#### [Exercise details]
Reproduce all of the entries character for character, while leaving out any pictures they contain.

Data records section start

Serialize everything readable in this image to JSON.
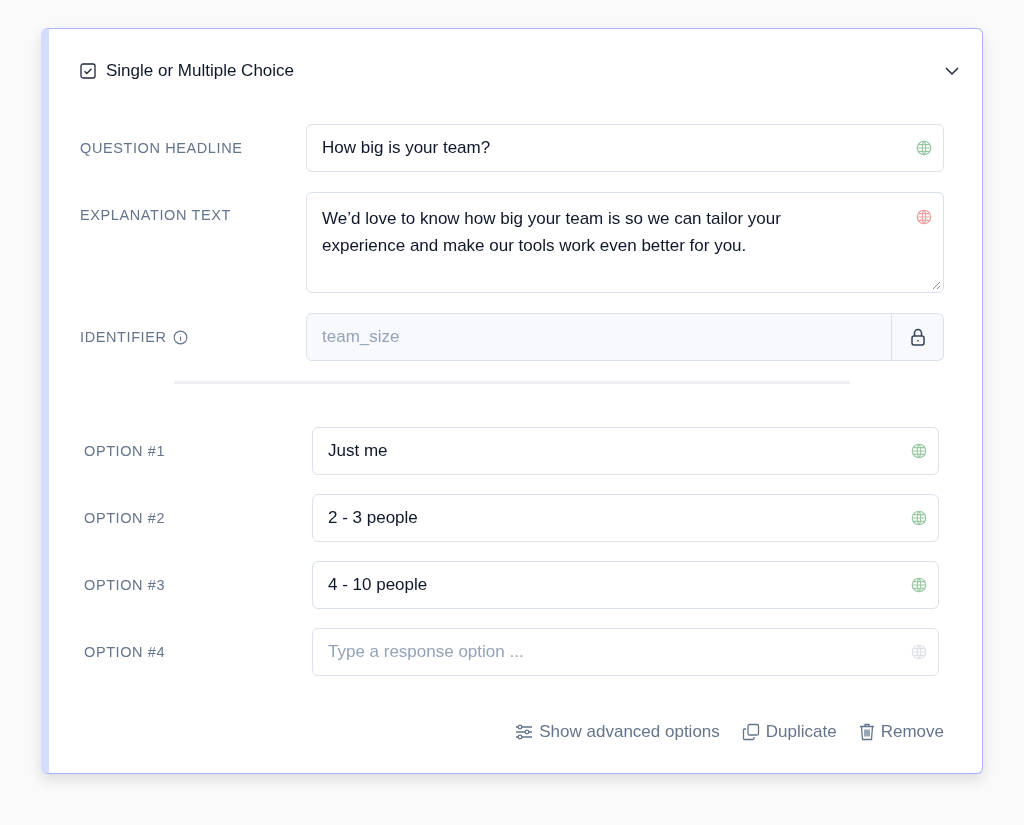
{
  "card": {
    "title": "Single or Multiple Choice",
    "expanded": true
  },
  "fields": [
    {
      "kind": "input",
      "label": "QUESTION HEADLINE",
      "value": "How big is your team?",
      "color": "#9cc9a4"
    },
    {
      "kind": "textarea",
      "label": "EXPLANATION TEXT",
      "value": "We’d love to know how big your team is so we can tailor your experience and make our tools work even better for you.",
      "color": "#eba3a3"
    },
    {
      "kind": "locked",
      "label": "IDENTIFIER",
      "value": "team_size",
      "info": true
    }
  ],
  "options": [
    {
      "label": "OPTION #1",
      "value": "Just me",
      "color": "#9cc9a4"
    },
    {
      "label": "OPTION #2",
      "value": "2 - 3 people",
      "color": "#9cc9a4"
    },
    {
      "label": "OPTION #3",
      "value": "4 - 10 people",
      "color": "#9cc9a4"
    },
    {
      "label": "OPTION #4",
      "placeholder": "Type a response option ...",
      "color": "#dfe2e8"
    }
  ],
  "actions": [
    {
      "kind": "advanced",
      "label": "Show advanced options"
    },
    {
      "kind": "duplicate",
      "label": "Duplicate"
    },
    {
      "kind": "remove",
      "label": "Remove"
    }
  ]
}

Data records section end

#### [Your solution]
Serialize everything readable in this image to JSON.
{
  "card": {
    "title": "Single or Multiple Choice",
    "expanded": true
  },
  "fields": [
    {
      "kind": "input",
      "label": "QUESTION HEADLINE",
      "value": "How big is your team?",
      "color": "#9cc9a4"
    },
    {
      "kind": "textarea",
      "label": "EXPLANATION TEXT",
      "value": "We’d love to know how big your team is so we can tailor your experience and make our tools work even better for you.",
      "color": "#eba3a3"
    },
    {
      "kind": "locked",
      "label": "IDENTIFIER",
      "value": "team_size",
      "info": true
    }
  ],
  "options": [
    {
      "label": "OPTION #1",
      "value": "Just me",
      "color": "#9cc9a4"
    },
    {
      "label": "OPTION #2",
      "value": "2 - 3 people",
      "color": "#9cc9a4"
    },
    {
      "label": "OPTION #3",
      "value": "4 - 10 people",
      "color": "#9cc9a4"
    },
    {
      "label": "OPTION #4",
      "placeholder": "Type a response option ...",
      "color": "#dfe2e8"
    }
  ],
  "actions": [
    {
      "kind": "advanced",
      "label": "Show advanced options"
    },
    {
      "kind": "duplicate",
      "label": "Duplicate"
    },
    {
      "kind": "remove",
      "label": "Remove"
    }
  ]
}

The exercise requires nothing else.